> WHAT NEEDS TO BE DONE
Entries must be copied exactly, with nothing left out.

*** DATA IN THIS EXERCISE Section Begins ***

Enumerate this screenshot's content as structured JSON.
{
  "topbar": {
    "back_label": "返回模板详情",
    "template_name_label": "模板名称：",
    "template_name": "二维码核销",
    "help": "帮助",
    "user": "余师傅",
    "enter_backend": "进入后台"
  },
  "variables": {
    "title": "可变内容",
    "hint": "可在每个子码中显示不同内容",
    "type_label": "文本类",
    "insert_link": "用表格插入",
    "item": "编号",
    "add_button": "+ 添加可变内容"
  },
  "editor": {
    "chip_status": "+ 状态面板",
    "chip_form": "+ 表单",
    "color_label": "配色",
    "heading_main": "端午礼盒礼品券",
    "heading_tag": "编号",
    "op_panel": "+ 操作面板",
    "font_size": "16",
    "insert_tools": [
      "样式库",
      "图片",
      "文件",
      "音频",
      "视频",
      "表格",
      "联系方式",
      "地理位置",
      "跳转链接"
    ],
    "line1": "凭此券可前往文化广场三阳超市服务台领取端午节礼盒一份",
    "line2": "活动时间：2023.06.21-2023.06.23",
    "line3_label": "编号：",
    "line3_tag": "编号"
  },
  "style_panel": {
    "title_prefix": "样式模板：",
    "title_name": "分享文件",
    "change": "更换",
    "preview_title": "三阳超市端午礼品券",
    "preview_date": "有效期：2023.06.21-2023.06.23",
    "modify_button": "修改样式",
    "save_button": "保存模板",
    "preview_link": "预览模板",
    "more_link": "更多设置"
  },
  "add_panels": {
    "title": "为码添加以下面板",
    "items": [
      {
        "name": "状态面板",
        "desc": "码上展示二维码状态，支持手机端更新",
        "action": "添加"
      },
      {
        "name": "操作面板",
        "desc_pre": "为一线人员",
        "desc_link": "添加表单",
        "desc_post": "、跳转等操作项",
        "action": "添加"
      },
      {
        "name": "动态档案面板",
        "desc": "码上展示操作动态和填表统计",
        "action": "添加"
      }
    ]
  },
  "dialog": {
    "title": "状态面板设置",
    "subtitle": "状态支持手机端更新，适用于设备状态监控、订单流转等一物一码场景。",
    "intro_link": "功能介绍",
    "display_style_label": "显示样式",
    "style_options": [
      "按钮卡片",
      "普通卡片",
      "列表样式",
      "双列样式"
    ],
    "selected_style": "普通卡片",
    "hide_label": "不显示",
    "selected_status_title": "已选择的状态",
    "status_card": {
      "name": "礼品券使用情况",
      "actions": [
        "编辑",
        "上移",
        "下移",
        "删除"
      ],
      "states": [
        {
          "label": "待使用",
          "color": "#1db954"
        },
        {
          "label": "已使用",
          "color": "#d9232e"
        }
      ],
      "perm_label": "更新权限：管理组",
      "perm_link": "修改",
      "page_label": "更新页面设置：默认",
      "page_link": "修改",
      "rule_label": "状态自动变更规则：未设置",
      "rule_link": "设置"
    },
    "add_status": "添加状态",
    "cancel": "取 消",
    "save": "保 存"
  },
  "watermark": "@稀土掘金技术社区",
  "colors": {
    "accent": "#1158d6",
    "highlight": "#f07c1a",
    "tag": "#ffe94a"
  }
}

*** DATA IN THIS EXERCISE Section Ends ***

> REPLY
Enumerate this screenshot's content as structured JSON.
{
  "topbar": {
    "back_label": "返回模板详情",
    "template_name_label": "模板名称：",
    "template_name": "二维码核销",
    "help": "帮助",
    "user": "余师傅",
    "enter_backend": "进入后台"
  },
  "variables": {
    "title": "可变内容",
    "hint": "可在每个子码中显示不同内容",
    "type_label": "文本类",
    "insert_link": "用表格插入",
    "item": "编号",
    "add_button": "+ 添加可变内容"
  },
  "editor": {
    "chip_status": "+ 状态面板",
    "chip_form": "+ 表单",
    "color_label": "配色",
    "heading_main": "端午礼盒礼品券",
    "heading_tag": "编号",
    "op_panel": "+ 操作面板",
    "font_size": "16",
    "insert_tools": [
      "样式库",
      "图片",
      "文件",
      "音频",
      "视频",
      "表格",
      "联系方式",
      "地理位置",
      "跳转链接"
    ],
    "line1": "凭此券可前往文化广场三阳超市服务台领取端午节礼盒一份",
    "line2": "活动时间：2023.06.21-2023.06.23",
    "line3_label": "编号：",
    "line3_tag": "编号"
  },
  "style_panel": {
    "title_prefix": "样式模板：",
    "title_name": "分享文件",
    "change": "更换",
    "preview_title": "三阳超市端午礼品券",
    "preview_date": "有效期：2023.06.21-2023.06.23",
    "modify_button": "修改样式",
    "save_button": "保存模板",
    "preview_link": "预览模板",
    "more_link": "更多设置"
  },
  "add_panels": {
    "title": "为码添加以下面板",
    "items": [
      {
        "name": "状态面板",
        "desc": "码上展示二维码状态，支持手机端更新",
        "action": "添加"
      },
      {
        "name": "操作面板",
        "desc_pre": "为一线人员",
        "desc_link": "添加表单",
        "desc_post": "、跳转等操作项",
        "action": "添加"
      },
      {
        "name": "动态档案面板",
        "desc": "码上展示操作动态和填表统计",
        "action": "添加"
      }
    ]
  },
  "dialog": {
    "title": "状态面板设置",
    "subtitle": "状态支持手机端更新，适用于设备状态监控、订单流转等一物一码场景。",
    "intro_link": "功能介绍",
    "display_style_label": "显示样式",
    "style_options": [
      "按钮卡片",
      "普通卡片",
      "列表样式",
      "双列样式"
    ],
    "selected_style": "普通卡片",
    "hide_label": "不显示",
    "selected_status_title": "已选择的状态",
    "status_card": {
      "name": "礼品券使用情况",
      "actions": [
        "编辑",
        "上移",
        "下移",
        "删除"
      ],
      "states": [
        {
          "label": "待使用",
          "color": "#1db954"
        },
        {
          "label": "已使用",
          "color": "#d9232e"
        }
      ],
      "perm_label": "更新权限：管理组",
      "perm_link": "修改",
      "page_label": "更新页面设置：默认",
      "page_link": "修改",
      "rule_label": "状态自动变更规则：未设置",
      "rule_link": "设置"
    },
    "add_status": "添加状态",
    "cancel": "取 消",
    "save": "保 存"
  },
  "watermark": "@稀土掘金技术社区",
  "colors": {
    "accent": "#1158d6",
    "highlight": "#f07c1a",
    "tag": "#ffe94a"
  }
}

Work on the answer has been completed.